After you turn 30 hangovers are truly brutal. Today’s was made up of all kinds of the cruelest symptoms: shakiness, insomnia, shame induced cringing, a sort of energetic kind of guilt and the taste of how I imagine the floor of a seedy bar to taste in my mouth.
My face is an ashtray.
Cath Kidston’s designs bring out the girly-girl in me. They are so sweet and pretty that they make me want to mind my manners, practice my ballet plies and brush my hair- 200 strokes a day.
Her “victoria rose” is just the most precious of them all. In fact it has been quite a turn around for me. A few years ago I would have scoffed at a rose thinking myself far too clever and sophisticated for such an “old-lady” flower. Now when I see a rose, or something vaguely shaped like a rose, I can’t help but think of a myriad of ways in which I might attach it to my person or objects I have lieing about my flat: objects that I formerly cherished but that have now suddenly become dull and dreary in their lack of an association with the flower.
Of course the best use of all for a Rose is in its application to confectionary. (Surely if something can be used to make a sweet this will have to be its best use of all). Since my new romance with Roses I can be constantly found ecstatically applying rose designs to biscuits and tossing Rose Water wildly about my kitchen. Ooh the delight!
So it comes as a suprise that it took a suggestion from a freind to make Rose Water marshmallows. Homemade marshmallows are just such fun. There is something very “sciency” about a candy themometer . And nothing quite boosts your worth in the eyes of others, I have found, than being able to conjure these little pillows out of air and sugar. I try not to let on just how easy it is.

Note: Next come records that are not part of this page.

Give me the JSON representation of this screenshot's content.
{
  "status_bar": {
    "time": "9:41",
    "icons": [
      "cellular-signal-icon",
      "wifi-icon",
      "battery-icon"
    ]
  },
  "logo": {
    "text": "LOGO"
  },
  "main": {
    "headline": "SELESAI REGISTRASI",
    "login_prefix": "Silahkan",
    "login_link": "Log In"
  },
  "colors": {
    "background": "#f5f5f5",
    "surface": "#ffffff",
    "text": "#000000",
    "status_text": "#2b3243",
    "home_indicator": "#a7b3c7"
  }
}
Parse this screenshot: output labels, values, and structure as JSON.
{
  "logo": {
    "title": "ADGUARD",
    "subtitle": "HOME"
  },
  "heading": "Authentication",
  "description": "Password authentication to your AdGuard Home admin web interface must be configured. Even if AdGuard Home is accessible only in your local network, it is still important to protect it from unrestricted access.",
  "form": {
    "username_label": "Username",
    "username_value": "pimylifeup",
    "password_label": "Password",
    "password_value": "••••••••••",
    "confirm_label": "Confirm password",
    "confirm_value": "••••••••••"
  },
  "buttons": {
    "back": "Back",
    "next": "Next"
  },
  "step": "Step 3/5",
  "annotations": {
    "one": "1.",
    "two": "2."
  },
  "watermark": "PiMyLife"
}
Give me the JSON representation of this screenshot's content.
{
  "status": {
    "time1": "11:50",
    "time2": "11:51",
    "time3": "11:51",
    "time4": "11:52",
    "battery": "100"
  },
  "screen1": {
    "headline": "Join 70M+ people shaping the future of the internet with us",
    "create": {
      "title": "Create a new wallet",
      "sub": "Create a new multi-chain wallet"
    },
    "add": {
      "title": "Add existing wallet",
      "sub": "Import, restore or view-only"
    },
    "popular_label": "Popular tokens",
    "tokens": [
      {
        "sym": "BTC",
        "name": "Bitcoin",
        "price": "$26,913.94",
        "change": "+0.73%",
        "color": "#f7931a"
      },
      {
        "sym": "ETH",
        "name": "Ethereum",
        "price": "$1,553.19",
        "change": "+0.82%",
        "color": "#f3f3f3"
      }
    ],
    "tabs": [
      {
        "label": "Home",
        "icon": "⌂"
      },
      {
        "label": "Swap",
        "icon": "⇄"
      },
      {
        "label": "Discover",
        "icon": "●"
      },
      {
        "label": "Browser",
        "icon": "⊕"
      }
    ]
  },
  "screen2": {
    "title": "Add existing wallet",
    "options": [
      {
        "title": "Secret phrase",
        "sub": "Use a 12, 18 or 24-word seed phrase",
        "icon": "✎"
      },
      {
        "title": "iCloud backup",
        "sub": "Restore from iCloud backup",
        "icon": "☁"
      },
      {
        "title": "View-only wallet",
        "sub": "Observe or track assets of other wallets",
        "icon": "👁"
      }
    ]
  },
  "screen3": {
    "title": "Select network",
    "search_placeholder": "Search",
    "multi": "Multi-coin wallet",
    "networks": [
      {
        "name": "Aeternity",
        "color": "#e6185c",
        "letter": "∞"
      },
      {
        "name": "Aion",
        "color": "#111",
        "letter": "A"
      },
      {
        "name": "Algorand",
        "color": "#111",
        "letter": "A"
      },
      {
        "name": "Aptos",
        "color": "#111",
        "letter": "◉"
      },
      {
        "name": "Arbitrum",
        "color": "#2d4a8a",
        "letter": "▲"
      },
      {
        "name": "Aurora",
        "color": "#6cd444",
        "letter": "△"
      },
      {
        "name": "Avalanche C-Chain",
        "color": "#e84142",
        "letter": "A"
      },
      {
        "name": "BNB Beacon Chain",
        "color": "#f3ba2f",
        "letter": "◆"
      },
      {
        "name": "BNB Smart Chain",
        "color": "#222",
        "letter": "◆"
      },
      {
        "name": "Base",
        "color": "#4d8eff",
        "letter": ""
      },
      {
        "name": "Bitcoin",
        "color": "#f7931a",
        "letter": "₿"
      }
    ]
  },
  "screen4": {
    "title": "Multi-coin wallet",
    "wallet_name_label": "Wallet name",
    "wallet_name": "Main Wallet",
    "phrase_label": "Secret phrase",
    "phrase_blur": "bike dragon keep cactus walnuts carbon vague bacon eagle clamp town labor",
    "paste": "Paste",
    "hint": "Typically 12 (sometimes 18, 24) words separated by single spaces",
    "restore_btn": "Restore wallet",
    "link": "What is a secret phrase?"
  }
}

Rosewater marshmallows: What a charming notion, no wonder they are now a dime a dozen in our shopping isles. I decided to add the pistachio brittle partially in attempt to make a more complex experience (the Rose hits you in a burst first followed a little later by the slightly more sophisticated flavour of the pistachio) and partially just to tone down the femininity. I like even the most insecure men to be able to enjoy my treats unabashedly. The Pistachio helps to butch things up a bit- although, lets face it, not much.
I made these using Alton Brown’s marshmallow recipe (no egg white to worry about) but with the addition of a fair amount of Rosewater. Its a tricky business getting the rose flavour just right, too much and your mallows will taste like soap and the elderly (the Rose has not yet entirely divorced itself from the old-lady aesthetic); too little and you will lose the flavour too quickly against the Pistachio. My strategy is to add a bit at a time and stop when the Rose flavour is just on the edge of being unpleasant. (A good strategy for living in general, I should think, is to always stop on the edge of unpleasantness).
As soon as I have coaxed the wilful marshmallow mixture into its tray (no small feat) I pop a shard of pistachio brittle (the internet is littered with recipes) in lines on top, so that when I cut the mixture into individual marshmallows each has a little crown of the britlle in more or less its centre (in my case usually less). Very proud and and very pretty!
Adding the Pistachio before the marshmallow sets means the Pistacthio Brittle will firmly attach itself to the marshmallow- making it one unified object of joy. A wedding to be celebrated- most certainly a good reason to wear a hat.
Next time I might try whizzing the brittle about in the blender and substituing the resulting “pistachio-brittle dust” for the marshmallow mix (icing sugar and cornflour) that usually goes on top of the marshmallows to combat the drawbacks to its lovely stickiness. Oh gosh, I’m clever -what a thought!
Thank-you Cath for bringing the Rose back into my life and thank-you fate for making me a girl.